    • Function at 401440 takes in the same string as parameter [returns 0xC]
  • Function continues XOR decoding to de-obfuscate and copy domain into address 19FB0C (byte by bye copy) -
  • Socket connections continue. If successful, a reverse shell is launched. If not, the socket closes.

Question 1. What strings do you see statically in the binary?

Lack of interesting strings. Mostly API imports and junk strings.

Question 2. What happens when you run this binary?

The malware didn’t do anything at first. Changing the name to ocl.exe will trigger a network connection to and fetch a command to execute on the system via cmd.exe.

Question 3. How can you get this sample to run its malicious payload?

  • Changing the name of the binary to ocl.exe.

Question 4. What is happening at 0x00401133?

Data is written to the memory address which can be seen in the dump as: 1qaz2wsx3edc µ¶·ocl.exe. It is later used to de-obfuscate the name of the domain name.

Question 5. What arguments are being passed to subroutine 0x00401089?

  • Address: 19FD40
  • String: 1qaz2wsx3edc

Question 6. What domain name does this malware use?

Question 7. What encoding routine is being used to obfuscate the domain name?

Data at the buffer is XOR’ed with the string 1qaz2wsx3edc .

Question 8. What is the significance of the CreateProcessA call at 0x0040106E?

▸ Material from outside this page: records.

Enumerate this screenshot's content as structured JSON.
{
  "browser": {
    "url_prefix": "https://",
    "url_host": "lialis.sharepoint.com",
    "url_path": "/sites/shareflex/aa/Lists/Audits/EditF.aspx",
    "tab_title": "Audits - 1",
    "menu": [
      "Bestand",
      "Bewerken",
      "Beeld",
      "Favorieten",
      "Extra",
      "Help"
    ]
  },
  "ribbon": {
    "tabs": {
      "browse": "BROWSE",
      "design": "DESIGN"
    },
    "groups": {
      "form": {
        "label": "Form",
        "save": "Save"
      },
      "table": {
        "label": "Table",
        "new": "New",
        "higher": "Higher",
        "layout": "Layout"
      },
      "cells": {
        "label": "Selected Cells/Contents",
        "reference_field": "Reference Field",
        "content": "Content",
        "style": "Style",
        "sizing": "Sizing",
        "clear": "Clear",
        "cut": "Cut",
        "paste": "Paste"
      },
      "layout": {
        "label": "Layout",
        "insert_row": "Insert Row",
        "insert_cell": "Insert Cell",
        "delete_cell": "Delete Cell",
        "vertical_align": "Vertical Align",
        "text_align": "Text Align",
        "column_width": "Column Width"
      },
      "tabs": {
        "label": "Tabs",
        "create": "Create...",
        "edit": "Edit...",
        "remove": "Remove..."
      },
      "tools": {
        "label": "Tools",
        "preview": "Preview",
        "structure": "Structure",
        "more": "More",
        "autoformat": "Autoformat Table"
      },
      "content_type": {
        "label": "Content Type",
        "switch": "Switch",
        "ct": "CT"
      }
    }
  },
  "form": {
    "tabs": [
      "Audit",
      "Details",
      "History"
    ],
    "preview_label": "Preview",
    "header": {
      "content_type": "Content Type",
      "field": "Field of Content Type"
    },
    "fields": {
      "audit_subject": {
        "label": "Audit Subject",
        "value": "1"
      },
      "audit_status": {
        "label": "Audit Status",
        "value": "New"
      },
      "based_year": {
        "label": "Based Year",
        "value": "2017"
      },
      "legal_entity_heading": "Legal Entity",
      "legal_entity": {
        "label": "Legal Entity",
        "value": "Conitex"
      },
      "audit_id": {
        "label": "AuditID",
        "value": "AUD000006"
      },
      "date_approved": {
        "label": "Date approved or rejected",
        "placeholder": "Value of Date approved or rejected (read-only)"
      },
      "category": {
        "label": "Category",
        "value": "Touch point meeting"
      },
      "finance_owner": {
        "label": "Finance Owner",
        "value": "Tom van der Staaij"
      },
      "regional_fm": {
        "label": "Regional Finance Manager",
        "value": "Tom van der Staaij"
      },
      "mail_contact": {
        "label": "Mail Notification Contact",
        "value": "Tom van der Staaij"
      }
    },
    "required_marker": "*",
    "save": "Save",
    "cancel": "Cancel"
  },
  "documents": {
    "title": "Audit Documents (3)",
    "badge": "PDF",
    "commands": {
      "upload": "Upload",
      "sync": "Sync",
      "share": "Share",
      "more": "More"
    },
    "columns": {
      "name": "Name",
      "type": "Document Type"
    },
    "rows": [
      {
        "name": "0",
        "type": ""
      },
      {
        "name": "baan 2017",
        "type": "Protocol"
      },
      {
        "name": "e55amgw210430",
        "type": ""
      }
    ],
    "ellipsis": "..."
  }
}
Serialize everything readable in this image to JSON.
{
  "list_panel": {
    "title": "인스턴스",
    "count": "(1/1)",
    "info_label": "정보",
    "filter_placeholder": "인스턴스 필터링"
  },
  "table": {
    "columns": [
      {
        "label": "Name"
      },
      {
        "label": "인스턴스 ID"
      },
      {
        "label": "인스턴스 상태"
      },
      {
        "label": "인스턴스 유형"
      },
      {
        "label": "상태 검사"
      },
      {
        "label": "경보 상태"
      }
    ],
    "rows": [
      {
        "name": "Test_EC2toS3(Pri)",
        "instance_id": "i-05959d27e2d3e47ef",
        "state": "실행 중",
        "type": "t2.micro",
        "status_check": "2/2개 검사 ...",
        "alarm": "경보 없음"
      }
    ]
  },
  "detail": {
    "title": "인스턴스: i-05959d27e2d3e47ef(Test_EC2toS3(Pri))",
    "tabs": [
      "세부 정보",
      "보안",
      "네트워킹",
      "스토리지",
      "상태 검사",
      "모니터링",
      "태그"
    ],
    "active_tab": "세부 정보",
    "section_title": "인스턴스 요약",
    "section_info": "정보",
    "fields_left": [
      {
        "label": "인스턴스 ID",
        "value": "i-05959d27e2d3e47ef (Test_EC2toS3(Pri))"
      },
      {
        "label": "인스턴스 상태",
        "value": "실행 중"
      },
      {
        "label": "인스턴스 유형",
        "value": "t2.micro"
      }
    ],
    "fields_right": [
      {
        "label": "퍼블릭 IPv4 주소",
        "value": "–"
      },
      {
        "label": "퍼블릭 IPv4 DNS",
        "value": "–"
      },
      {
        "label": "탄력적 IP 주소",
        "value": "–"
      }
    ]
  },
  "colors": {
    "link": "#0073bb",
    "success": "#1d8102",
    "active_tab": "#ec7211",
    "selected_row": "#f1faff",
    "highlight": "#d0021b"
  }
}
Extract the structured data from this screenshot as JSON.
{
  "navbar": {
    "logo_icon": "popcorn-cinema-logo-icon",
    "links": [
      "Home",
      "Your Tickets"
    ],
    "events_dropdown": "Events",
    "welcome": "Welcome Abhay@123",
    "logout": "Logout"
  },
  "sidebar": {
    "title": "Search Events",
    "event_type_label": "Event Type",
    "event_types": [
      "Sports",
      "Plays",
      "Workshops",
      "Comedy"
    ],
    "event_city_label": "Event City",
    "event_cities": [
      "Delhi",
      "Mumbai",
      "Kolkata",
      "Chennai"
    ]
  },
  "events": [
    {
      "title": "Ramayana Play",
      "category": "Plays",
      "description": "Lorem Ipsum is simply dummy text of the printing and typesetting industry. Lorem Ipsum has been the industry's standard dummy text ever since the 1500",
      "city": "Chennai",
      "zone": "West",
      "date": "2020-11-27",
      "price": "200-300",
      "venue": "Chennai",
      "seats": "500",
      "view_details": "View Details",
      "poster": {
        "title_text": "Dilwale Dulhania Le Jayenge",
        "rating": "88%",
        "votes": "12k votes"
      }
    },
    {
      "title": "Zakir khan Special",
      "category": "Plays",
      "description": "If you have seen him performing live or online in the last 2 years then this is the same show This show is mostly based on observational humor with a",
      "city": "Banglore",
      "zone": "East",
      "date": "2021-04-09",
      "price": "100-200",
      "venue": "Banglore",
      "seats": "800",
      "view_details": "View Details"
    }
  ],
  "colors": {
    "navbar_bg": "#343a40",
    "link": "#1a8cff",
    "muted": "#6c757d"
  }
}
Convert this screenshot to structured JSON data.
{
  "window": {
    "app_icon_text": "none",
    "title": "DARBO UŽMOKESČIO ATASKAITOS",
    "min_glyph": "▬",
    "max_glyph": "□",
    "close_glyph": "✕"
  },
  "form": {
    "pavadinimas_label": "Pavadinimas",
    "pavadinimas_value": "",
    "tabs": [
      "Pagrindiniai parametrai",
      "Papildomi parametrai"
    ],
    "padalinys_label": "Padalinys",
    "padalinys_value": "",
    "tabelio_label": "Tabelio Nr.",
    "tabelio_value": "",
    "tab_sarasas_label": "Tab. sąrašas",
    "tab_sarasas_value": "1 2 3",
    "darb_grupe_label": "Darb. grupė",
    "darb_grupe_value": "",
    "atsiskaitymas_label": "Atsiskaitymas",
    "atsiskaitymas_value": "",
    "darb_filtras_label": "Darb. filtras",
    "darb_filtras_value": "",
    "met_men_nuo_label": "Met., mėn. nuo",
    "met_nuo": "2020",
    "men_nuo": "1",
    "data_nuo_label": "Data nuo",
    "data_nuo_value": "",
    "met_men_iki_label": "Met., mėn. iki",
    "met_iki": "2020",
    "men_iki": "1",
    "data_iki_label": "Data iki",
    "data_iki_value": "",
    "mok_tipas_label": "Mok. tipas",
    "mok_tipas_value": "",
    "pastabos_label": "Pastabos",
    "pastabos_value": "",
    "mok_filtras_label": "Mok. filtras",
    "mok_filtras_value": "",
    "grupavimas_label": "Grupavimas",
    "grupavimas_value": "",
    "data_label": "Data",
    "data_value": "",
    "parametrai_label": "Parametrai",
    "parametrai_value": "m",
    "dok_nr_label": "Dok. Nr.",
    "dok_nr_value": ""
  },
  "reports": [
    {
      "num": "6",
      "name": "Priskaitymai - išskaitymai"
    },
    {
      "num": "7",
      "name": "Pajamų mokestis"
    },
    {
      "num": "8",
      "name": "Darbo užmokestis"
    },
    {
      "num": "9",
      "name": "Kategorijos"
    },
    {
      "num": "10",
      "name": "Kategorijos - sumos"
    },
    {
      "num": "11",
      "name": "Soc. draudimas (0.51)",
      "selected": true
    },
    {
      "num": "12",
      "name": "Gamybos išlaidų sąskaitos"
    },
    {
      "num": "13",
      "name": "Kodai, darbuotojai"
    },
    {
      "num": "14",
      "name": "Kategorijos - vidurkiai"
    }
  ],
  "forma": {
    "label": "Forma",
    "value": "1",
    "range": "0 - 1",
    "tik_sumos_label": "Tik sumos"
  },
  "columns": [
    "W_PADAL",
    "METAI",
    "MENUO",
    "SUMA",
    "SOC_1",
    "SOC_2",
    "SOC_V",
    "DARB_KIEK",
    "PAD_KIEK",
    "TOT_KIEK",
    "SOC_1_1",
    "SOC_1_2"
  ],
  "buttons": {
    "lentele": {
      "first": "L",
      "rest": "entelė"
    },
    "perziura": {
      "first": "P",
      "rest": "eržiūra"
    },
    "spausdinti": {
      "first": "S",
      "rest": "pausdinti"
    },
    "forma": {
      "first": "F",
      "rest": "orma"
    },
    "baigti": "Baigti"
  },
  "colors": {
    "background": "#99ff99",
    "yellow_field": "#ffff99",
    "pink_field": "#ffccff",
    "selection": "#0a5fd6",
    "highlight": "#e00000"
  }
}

Launches a shell with the input, output, and error handles configured to connect to the socket (sent as an argument to the function). The reverse shell is going to be connected to the opened socket soon after the CreateProcess call is made.